Ola worked on joinery and building sometimes. Any spare hour from early morning to late at night you would hear his hammerblows coming from the large barn which was a good spot for timber and that sort of thing. In time he built a separate cow-house adjoined by a workshop with a stove where he could work in the warm. When this cow-house was finished, he started work on the old cottage. The space where the cows had been was made into a fine room known as the parlour. In due course there were also two rooms on the upper floor, and Sally got her own room.

Ola made everything with his own two hands. He never hired on any account. He financed everything by working in the woods each winter, floating the timber in spring, and assisting with various kinds of forestry work.

Tilda had found the best man there ever could be, and for the first time she had a home of her own where she could feel secure. Both Tilda and Ola had dreams of Sally learning a skill by which she could keep herself, so that she wouldn’t have to drudge as a maidservant. But it didn’t turn out the way they hoped. Sally was not healthy and with the years she became blind. They were very sorry about her lot.

Nevertheless Sally lived until she was 80. She lived in an old people’s home and later in a nursing home. She was completely blind and confined to a wheelchair. She had in her earliest youth acquired a boy-friend, Johan Nyström. He never abandoned her even though she was so handicapped. He came round to see her and was a support to her in her loneliness. He died just a few months after she did.

(Translated from a memoir by Berna Eriksson written around 1990. These memoirs are about life in a remote rural district of northern Sweden, due west of Sundsvall.
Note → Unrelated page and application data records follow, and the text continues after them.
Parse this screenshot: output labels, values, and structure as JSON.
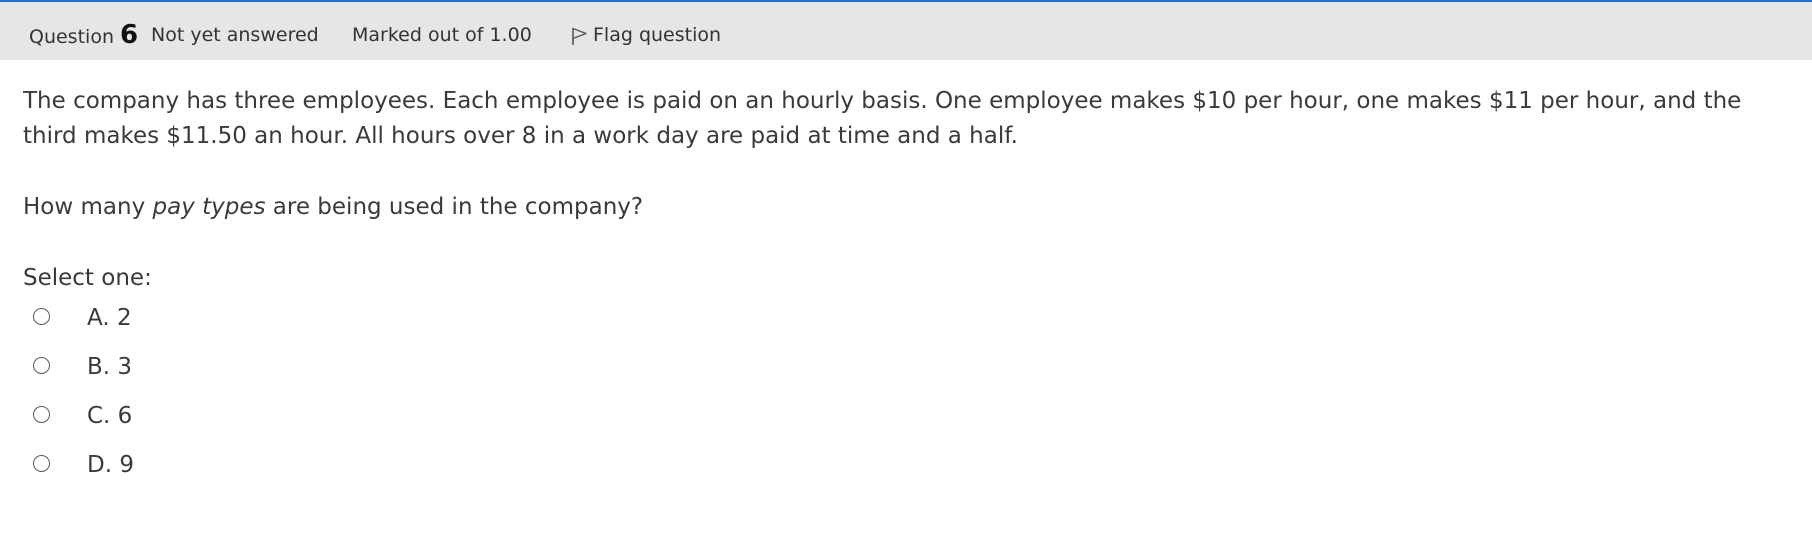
{
  "header": {
    "question_label": "Question",
    "question_number": "6",
    "state": "Not yet answered",
    "grade": "Marked out of 1.00",
    "flag_label": "Flag question"
  },
  "question": {
    "text": "The company has three employees. Each employee is paid on an hourly basis. One employee makes $10 per hour, one makes $11 per hour, and the third makes $11.50 an hour. All hours over 8 in a work day are paid at time and a half.",
    "prompt_before": "How many ",
    "prompt_emphasis": "pay types",
    "prompt_after": " are being used in the company?"
  },
  "answer": {
    "instruction": "Select one:",
    "options": [
      {
        "label": "A. 2",
        "selected": false
      },
      {
        "label": "B. 3",
        "selected": false
      },
      {
        "label": "C. 6",
        "selected": false
      },
      {
        "label": "D. 9",
        "selected": false
      }
    ]
  },
  "colors": {
    "accent": "#1f6fd6",
    "header_bg": "#e6e6e6",
    "text": "#3a3a3a"
  }
}
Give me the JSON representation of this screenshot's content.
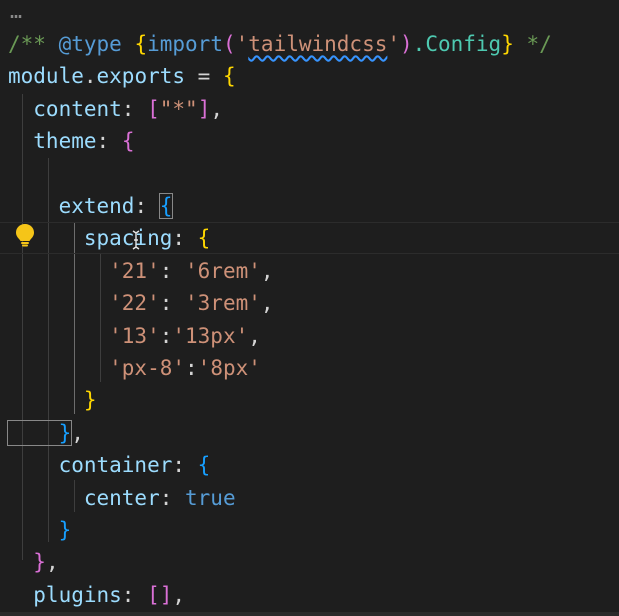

MP)

Labels:

0 Comments:

Post a Comment

<< Home

Powered by Blogger

Nature Blog Network